What Lunar New Year is and how people celebrate the holiday here in EL as compared to other countries


Firecrackers streak into the sky scaring away malicious spirits, protecting the new year from bad fortune. Bright tones of red and orange roar through the night as people dressed in fiery colors dance in the streets signifying good luck for the new age.

These practices are demonstrated during Lunar New Year celebrated by many throughout the world, such as in North Korea, South Korea, Indonesia, Malaysia, Singapore, the Philippines, Brunei, and Vietnam. Although, festivities differ depending on the location.

Every year, the celebration begins on a different day determined by the Lunar calendar, usually falling between the end of January and the beginning of February and signifies the coming of spring. This year, the start of the 15-day celebration begins on Jan. 22. It is the year of the water rabbit in 2023.

The water rabbit represents longevity, peace, and posterity in the culture, and predicts 2023 to be a year of hope, as opposed to the other 12 Chinese zodiacs which all represent different predictions for the year to come.

“In China, we call it the Spring Festival. We celebrate the beginning of the year just like Americans do,” sophomore Janelle Fan said.

Senior Rose Zhou joined the conversation and mentioned the lack of break for students who celebrate the holiday. “Kids in China have a break but here in America they don’t, including working parents.” This can make the celebration complicated due to the large family focus the holiday has.

Fan’s mother adds furthermore that the families usually try to come together, “but since many of us have extended family living in Asia, it’s usually only our family compared to everyone together.”

Families in China have a two-week break where parents and children halt their work and school to spend time with each other to celebrate the new year and the arrival of spring. When the families get together, meals are served either the night before or the day of new years.

At these meals, food is served with many symbolic messages, such as dumplings which represent good fortune and money, oranges that bring good luck, and noodles that represent living a long life. On Lunar New Year’s Eve, firecrackers are lit and are used to scare away bad luck. In the traditional Chinese story, there was a monster who
would come to people’s homes and the only way to get rid of it was to wear and paint everything red due to its fear of the color. The firecrackers scare it away and thus the New Year traditions were brought about.

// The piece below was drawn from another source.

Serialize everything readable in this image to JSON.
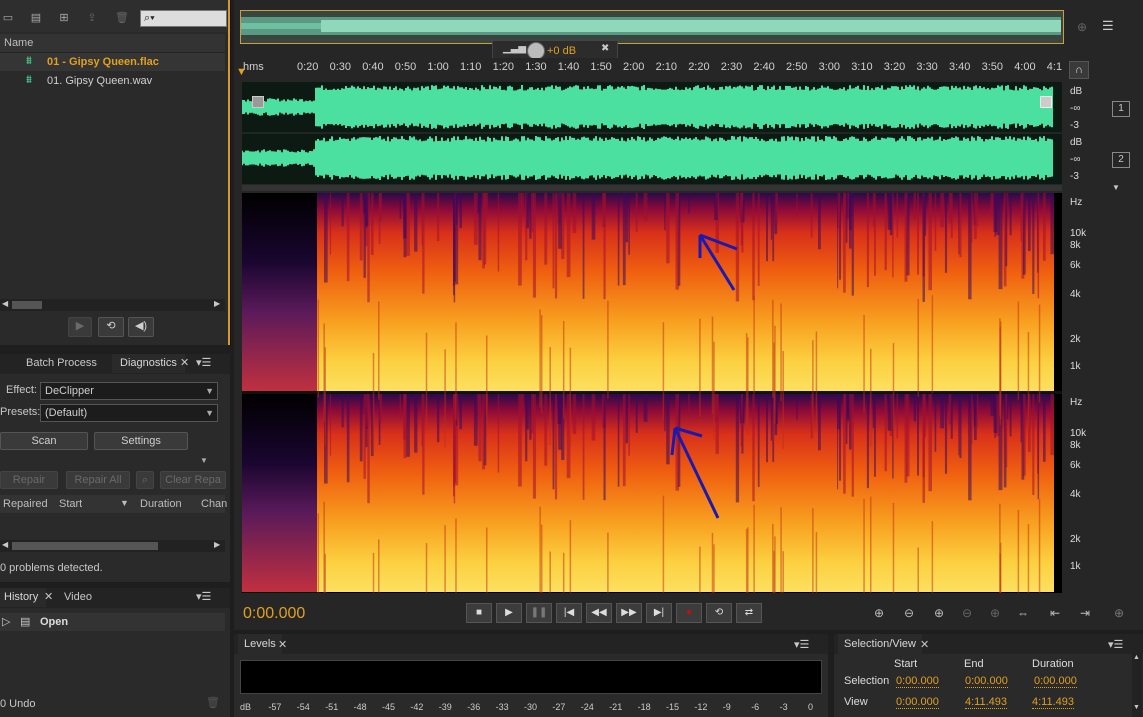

Here in Connecticut, few festivals are held, but most children and families take the time within their own communities and families to celebrate. This year at ELHS, the Cultural Awareness Club is bringing the traditions to the school through decorations and spreading awareness about the holiday.